-- EXERCISE PROMPT --
Every line below that has "komutlarını" in it should be copied.

-- MATERIAL FOR THE TASK --
☆ ☆ ☆ ☆ ☆ ☆ ☆
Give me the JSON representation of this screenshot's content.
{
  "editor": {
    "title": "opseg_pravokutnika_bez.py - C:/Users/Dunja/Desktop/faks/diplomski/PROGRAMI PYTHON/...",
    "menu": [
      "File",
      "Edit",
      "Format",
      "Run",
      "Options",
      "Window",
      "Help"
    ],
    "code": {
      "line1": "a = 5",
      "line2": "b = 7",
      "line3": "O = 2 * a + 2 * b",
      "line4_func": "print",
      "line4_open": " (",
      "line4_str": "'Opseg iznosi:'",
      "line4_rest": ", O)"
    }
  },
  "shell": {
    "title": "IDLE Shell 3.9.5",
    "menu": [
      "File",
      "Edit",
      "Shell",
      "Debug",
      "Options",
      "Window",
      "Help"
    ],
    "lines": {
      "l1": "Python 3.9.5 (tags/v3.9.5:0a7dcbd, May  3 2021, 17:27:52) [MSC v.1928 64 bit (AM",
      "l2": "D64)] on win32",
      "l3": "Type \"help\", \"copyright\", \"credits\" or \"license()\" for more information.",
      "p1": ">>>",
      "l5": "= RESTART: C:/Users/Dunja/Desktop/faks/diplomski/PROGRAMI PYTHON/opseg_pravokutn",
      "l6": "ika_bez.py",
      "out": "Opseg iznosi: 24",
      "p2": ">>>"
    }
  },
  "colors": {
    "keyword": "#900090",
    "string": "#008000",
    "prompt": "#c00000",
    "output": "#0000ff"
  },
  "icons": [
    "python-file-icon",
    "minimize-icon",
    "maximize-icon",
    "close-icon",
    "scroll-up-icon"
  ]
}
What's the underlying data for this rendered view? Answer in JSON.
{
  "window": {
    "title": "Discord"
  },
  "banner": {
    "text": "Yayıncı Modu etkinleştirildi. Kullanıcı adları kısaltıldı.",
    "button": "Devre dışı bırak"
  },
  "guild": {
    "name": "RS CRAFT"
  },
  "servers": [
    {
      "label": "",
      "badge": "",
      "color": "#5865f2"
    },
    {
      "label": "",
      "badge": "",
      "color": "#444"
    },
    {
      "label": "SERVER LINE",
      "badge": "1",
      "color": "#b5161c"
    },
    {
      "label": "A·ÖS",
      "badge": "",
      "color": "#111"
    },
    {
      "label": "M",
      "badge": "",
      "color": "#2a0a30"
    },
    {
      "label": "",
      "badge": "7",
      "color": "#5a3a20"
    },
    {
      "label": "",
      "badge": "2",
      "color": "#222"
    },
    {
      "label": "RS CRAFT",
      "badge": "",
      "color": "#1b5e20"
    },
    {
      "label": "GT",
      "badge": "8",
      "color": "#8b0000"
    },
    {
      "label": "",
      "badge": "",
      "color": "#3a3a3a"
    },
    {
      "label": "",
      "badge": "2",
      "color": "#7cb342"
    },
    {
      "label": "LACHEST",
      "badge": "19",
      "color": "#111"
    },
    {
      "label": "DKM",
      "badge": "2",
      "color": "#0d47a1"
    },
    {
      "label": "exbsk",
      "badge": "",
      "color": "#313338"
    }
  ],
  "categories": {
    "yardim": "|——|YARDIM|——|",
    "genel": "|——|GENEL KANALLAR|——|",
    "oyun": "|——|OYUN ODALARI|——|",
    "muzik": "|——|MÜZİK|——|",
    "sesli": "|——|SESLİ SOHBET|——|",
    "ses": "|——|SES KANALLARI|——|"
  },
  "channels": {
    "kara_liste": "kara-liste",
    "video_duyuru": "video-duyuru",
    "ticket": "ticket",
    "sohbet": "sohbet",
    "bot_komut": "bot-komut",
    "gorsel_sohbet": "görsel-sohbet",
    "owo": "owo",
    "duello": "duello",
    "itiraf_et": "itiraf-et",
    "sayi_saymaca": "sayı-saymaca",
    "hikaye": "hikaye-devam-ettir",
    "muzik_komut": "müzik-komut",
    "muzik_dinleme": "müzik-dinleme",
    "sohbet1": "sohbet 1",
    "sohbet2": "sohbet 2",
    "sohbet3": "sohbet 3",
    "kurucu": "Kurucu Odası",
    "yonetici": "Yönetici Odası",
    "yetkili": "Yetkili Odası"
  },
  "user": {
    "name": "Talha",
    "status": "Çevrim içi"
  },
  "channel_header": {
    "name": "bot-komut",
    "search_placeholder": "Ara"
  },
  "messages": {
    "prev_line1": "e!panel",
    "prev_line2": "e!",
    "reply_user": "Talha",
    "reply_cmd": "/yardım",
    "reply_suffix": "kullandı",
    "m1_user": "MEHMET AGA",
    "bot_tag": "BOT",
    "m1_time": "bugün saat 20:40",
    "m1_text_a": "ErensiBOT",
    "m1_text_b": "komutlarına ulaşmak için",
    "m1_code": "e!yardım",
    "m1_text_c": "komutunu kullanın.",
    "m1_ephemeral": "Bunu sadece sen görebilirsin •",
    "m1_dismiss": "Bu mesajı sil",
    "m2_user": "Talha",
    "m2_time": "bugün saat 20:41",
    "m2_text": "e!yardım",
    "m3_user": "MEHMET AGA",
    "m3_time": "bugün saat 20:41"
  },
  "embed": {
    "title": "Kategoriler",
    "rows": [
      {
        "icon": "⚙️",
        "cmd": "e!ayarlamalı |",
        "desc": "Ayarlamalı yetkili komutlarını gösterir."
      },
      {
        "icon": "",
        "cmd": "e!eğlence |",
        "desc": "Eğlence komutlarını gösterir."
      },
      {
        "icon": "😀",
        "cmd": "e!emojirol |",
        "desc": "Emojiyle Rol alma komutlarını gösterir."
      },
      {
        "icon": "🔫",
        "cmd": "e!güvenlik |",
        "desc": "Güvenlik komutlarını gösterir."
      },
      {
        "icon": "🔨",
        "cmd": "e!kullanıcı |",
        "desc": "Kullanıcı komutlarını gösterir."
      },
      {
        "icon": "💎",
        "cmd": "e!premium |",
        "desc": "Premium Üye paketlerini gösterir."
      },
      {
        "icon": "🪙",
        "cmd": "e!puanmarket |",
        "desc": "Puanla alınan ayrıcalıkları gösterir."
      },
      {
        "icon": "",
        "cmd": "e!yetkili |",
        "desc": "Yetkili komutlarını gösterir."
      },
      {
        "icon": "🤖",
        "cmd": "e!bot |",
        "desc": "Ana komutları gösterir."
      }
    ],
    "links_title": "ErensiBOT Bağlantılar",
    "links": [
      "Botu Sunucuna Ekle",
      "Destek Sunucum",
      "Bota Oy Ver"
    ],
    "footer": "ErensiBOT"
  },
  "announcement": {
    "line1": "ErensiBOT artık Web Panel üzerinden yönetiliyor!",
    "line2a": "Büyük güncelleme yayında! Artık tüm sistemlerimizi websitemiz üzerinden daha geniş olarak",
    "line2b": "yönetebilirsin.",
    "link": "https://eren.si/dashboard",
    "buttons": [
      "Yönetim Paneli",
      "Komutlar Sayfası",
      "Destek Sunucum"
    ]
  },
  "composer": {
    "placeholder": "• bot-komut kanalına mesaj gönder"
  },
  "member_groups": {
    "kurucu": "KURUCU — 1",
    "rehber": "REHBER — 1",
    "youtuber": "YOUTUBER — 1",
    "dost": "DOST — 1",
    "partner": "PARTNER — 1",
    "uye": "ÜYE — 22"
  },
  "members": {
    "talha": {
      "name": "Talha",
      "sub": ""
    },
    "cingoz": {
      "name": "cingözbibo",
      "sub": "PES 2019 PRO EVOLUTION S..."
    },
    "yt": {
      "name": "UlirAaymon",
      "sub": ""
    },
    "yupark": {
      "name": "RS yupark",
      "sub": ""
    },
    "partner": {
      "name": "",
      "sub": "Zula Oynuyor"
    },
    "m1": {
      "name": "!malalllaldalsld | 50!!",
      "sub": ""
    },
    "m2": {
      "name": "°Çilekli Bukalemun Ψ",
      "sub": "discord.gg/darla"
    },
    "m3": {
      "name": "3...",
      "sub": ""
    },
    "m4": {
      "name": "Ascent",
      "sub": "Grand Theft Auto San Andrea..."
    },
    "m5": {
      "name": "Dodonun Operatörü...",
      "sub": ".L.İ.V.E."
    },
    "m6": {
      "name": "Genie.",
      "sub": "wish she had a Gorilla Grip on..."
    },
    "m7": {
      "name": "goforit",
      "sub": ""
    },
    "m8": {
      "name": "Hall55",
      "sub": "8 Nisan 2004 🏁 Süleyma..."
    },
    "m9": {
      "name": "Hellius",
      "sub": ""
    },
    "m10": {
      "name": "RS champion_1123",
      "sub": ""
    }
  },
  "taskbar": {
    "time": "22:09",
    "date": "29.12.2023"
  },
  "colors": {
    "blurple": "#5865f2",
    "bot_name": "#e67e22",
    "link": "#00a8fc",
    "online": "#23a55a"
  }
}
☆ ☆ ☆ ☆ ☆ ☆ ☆
-- EXERCISE RESPONSE --
        "desc": "Ayarlamalı yetkili komutlarını gösterir."
        "desc": "Eğlence komutlarını gösterir."
        "desc": "Emojiyle Rol alma komutlarını gösterir."
        "desc": "Güvenlik komutlarını gösterir."
        "desc": "Kullanıcı komutlarını gösterir."
        "desc": "Yetkili komutlarını gösterir."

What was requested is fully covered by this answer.